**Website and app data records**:
____________________
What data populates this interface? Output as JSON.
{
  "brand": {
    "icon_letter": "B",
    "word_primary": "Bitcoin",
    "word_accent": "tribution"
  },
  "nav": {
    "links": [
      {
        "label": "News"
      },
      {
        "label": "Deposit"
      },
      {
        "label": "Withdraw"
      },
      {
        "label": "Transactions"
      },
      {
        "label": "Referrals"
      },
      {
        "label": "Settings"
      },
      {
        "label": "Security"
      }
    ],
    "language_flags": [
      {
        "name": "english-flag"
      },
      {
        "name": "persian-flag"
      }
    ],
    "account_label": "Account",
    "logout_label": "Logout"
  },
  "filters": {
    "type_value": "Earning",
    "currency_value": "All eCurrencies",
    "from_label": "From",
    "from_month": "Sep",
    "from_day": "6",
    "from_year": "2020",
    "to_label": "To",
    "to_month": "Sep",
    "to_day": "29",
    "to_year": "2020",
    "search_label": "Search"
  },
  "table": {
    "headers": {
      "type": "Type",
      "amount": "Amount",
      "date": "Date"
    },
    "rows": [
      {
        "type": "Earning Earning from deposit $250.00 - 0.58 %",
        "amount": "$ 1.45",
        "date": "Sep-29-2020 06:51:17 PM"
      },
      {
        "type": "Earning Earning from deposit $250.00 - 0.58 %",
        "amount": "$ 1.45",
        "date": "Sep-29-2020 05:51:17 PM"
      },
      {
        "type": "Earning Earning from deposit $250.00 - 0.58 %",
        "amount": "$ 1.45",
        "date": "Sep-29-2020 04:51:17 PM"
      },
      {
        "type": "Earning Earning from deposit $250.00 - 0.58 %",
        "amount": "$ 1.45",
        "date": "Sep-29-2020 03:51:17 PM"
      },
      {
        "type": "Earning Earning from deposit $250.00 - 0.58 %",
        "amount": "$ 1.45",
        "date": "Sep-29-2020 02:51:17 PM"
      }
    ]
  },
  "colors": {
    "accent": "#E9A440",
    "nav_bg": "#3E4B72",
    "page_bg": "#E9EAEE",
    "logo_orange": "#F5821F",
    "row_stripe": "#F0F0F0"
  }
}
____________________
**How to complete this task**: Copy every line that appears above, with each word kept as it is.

**Problem solution**:
What data populates this interface? Output as JSON.
{
  "brand": {
    "icon_letter": "B",
    "word_primary": "Bitcoin",
    "word_accent": "tribution"
  },
  "nav": {
    "links": [
      {
        "label": "News"
      },
      {
        "label": "Deposit"
      },
      {
        "label": "Withdraw"
      },
      {
        "label": "Transactions"
      },
      {
        "label": "Referrals"
      },
      {
        "label": "Settings"
      },
      {
        "label": "Security"
      }
    ],
    "language_flags": [
      {
        "name": "english-flag"
      },
      {
        "name": "persian-flag"
      }
    ],
    "account_label": "Account",
    "logout_label": "Logout"
  },
  "filters": {
    "type_value": "Earning",
    "currency_value": "All eCurrencies",
    "from_label": "From",
    "from_month": "Sep",
    "from_day": "6",
    "from_year": "2020",
    "to_label": "To",
    "to_month": "Sep",
    "to_day": "29",
    "to_year": "2020",
    "search_label": "Search"
  },
  "table": {
    "headers": {
      "type": "Type",
      "amount": "Amount",
      "date": "Date"
    },
    "rows": [
      {
        "type": "Earning Earning from deposit $250.00 - 0.58 %",
        "amount": "$ 1.45",
        "date": "Sep-29-2020 06:51:17 PM"
      },
      {
        "type": "Earning Earning from deposit $250.00 - 0.58 %",
        "amount": "$ 1.45",
        "date": "Sep-29-2020 05:51:17 PM"
      },
      {
        "type": "Earning Earning from deposit $250.00 - 0.58 %",
        "amount": "$ 1.45",
        "date": "Sep-29-2020 04:51:17 PM"
      },
      {
        "type": "Earning Earning from deposit $250.00 - 0.58 %",
        "amount": "$ 1.45",
        "date": "Sep-29-2020 03:51:17 PM"
      },
      {
        "type": "Earning Earning from deposit $250.00 - 0.58 %",
        "amount": "$ 1.45",
        "date": "Sep-29-2020 02:51:17 PM"
      }
    ]
  },
  "colors": {
    "accent": "#E9A440",
    "nav_bg": "#3E4B72",
    "page_bg": "#E9EAEE",
    "logo_orange": "#F5821F",
    "row_stripe": "#F0F0F0"
  }
}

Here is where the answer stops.